In 2005, Z-Wave Alliance was founded to help standardize the technology and assist vendors with leveraging its advantages.
Any home automation configuration requires a communication protocol to allow devices to interact with each other and receive users’ commands. As of 2017, there’s over a dozen of such protocols, and some of them are well-known (Wi-Fi, Bluetooth), while others were created for the IoT industry specifically (Zigbee, Insteon, Z-wave).
All of them have the same goal yet differ by the number of compatible devices, interoperability, possibilities, power consumption requirements, bandwidth, and so on. Among them, Z-wave is the most promising one, and here’s why.
Unlike technologies aimed at general wireless information exchange like Bluetooth and Wi-Fi, Z-Wave was developed in 2003 specifically to monitor and control home automation devices remotely. In 2005, Z-Wave Alliance was founded to help standardize the technology and assist vendors with leveraging its advantages.

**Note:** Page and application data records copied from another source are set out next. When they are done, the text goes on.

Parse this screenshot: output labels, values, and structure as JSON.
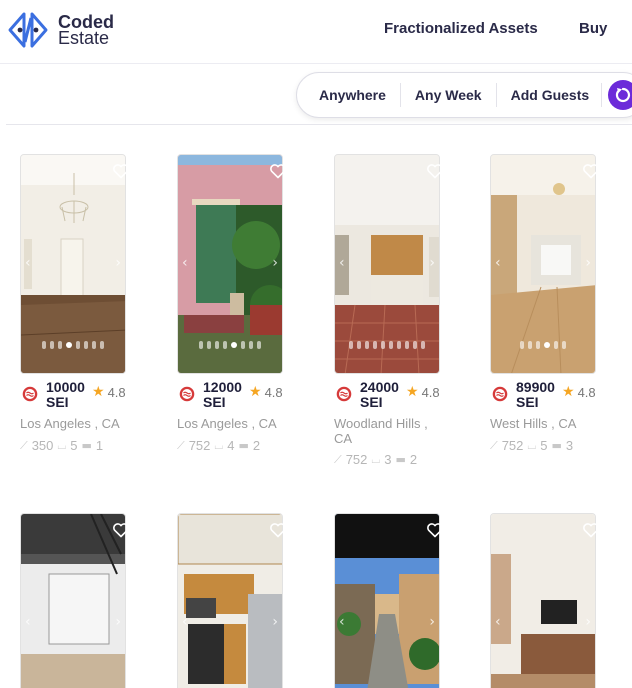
{
  "brand": {
    "line1": "Coded",
    "line2": "Estate"
  },
  "nav": {
    "fractionalized": "Fractionalized Assets",
    "buy": "Buy"
  },
  "search": {
    "where": "Anywhere",
    "when": "Any Week",
    "guests": "Add Guests"
  },
  "colors": {
    "accent": "#6c2bd9",
    "brand_blue": "#3b6fe0",
    "star": "#f5a623",
    "coin": "#d63a3a"
  },
  "icons": {
    "heart": "heart-icon",
    "reset": "reset-icon",
    "star": "star-icon",
    "coin": "sei-coin-icon",
    "area": "area-icon",
    "bath": "bath-icon",
    "bed": "bed-icon"
  },
  "listings": [
    {
      "price": "10000",
      "unit": "SEI",
      "rating": "4.8",
      "location": "Los Angeles , CA",
      "area": "350",
      "baths": "5",
      "beds": "1"
    },
    {
      "price": "12000",
      "unit": "SEI",
      "rating": "4.8",
      "location": "Los Angeles , CA",
      "area": "752",
      "baths": "4",
      "beds": "2"
    },
    {
      "price": "24000",
      "unit": "SEI",
      "rating": "4.8",
      "location": "Woodland Hills , CA",
      "area": "752",
      "baths": "3",
      "beds": "2"
    },
    {
      "price": "89900",
      "unit": "SEI",
      "rating": "4.8",
      "location": "West Hills , CA",
      "area": "752",
      "baths": "5",
      "beds": "3"
    }
  ]
}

12 years later, Z-Wave is used in over 1,500 different products; overall, over 40 million devices have been produced and work using that technology, and Z-Wave Alliance consists of 375 companies, Z-Wave’s ubiquity alone is solid proof of the technology’s reliability and effectiveness.
Still, if we dive a bit deeper into the premises, we’ll see the factual advantages of the protocol.

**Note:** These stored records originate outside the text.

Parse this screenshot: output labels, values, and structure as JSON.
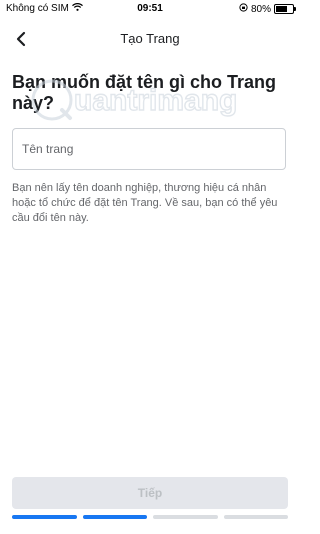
{
  "status_bar": {
    "carrier": "Không có SIM",
    "time": "09:51",
    "battery_percent": "80%",
    "battery_level": 0.8
  },
  "nav": {
    "title": "Tạo Trang"
  },
  "page": {
    "heading": "Bạn muốn đặt tên gì cho Trang này?",
    "input_placeholder": "Tên trang",
    "input_value": "",
    "helper_text": "Bạn nên lấy tên doanh nghiệp, thương hiệu cá nhân hoặc tổ chức để đặt tên Trang. Về sau, bạn có thể yêu cầu đổi tên này."
  },
  "watermark": {
    "text": "uantrimang"
  },
  "footer": {
    "next_label": "Tiếp",
    "progress": {
      "completed_steps": 2,
      "total_steps": 4,
      "active_color": "#1877f2",
      "inactive_color": "#dadde1"
    }
  }
}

Depending on the country, Z-wave uses a unique frequency in the range of 865–926 Mhz. Unlike other popular technologies, for instance, Wi-Fi and Bluetooth sending radio waves in the band of ~~2.4 Ghz, Z-wave devices do not get affected by the traffic from other networks and the interference they might cause. In addition to that, all Z-wave devices act as repeaters, which helps extend signal power and range without additional efforts.
Any Z-wave device can talk with any other Z-wave device, even if one of them use the outdated initial Z-wave or, the more modern and widespread Z-wave Plus protocol. This is the interoperability users take for granted nowadays, yet some competing technologies like Zigbee still can’t offer the same flexibility due to their architecture.

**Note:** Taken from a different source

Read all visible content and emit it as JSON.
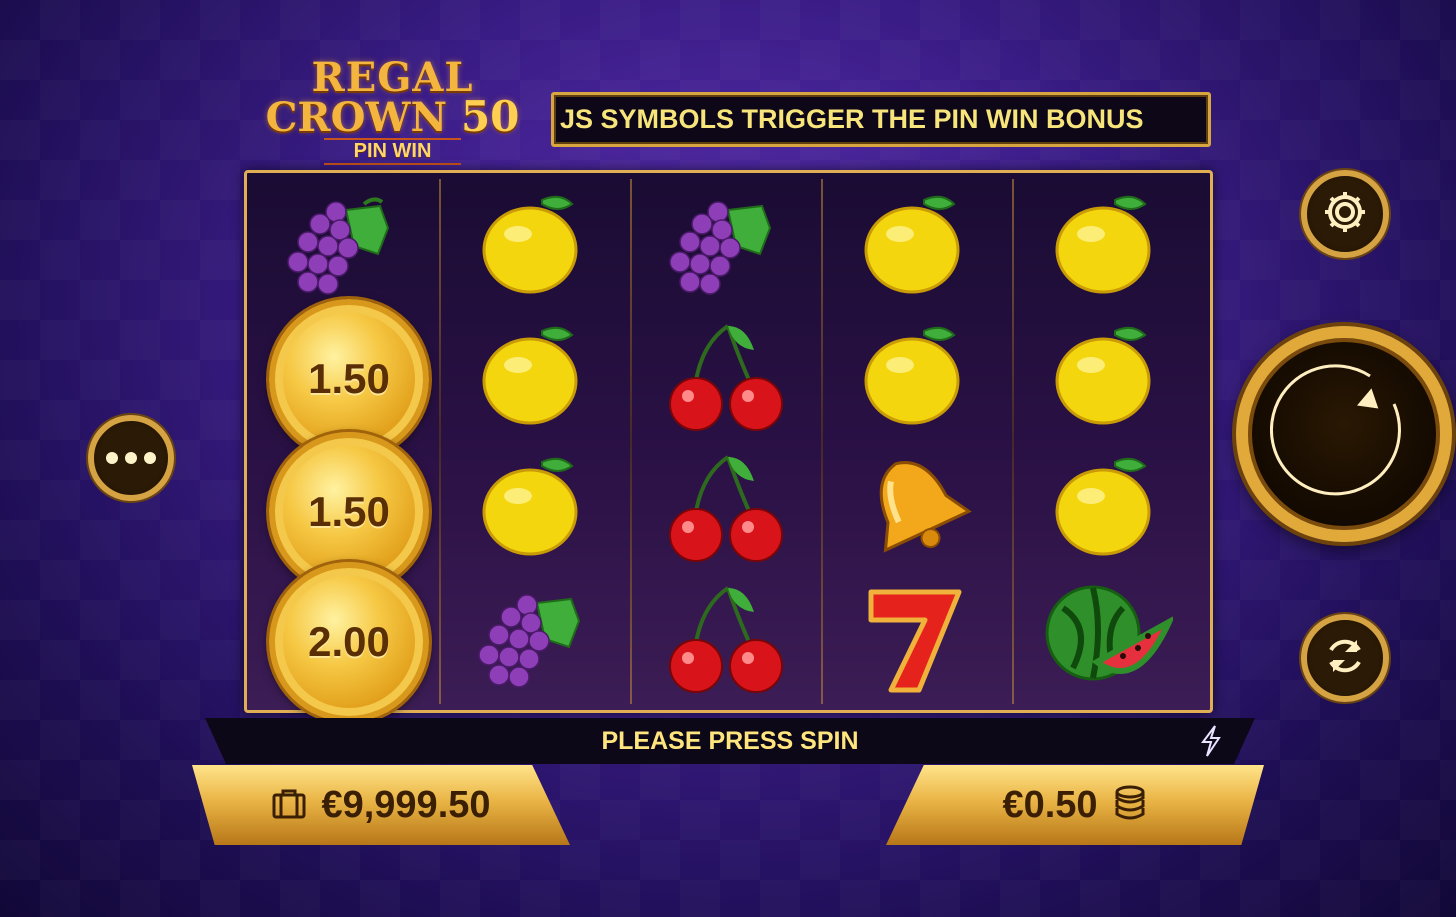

Z-Wave implies having a central hub that all home automation devices connect to. While this approach is contrary to the popular ‘mesh’ (hub-less) network topology offered by Bluetooth Low Energy, Zigbee and some others, it helps ensure additional security. Once a device connects to a hub, it gets a unique ID for further communication with it exclusively. And if it’s an alarm or a door lock, Z-Wave guidelines also require protecting data with the AES-128 encryption.
Z-wave devices also consume power efficiently, with the battery life of up to several years in most cases. While in an apples to apples comparison some technologies may outrun Z-wave, the latter allows for the use of sleep mode, and overall does not drain energy like most Wi-Fi devices.
Created for end customers, Z-wave is extremely user-friendly and never requires a trained person to help a beginner with interested in home automation set up build a network on top of manually picked devices (and there can be up to 232 of them, and even in such corner case the integration will remain seamless!).
In addition to this list, at the end of August in 2016 Sigma Design, the company owning the Z-Wave technology, has made a game-changing move and released the interoperability layer of the protocol to the public domain. This now allows any developer, either a company or a single individual, to download their software for free, check how well their products are integrated with Z-Wave and thus speed up the development and release of new home automation devices. (For more details, see the official announcement.)
As a result, 2017 is expected to be a year of a significant increase in the number of smart appliances supporting Z-wave rather than any other technology fitting for home automation. And considering 375 companies that joined Z-Wave Alliance and producing next-gen smart home devices, it’s no surprise Z-Wave is nothing less than the most promising technology on the market in 2017.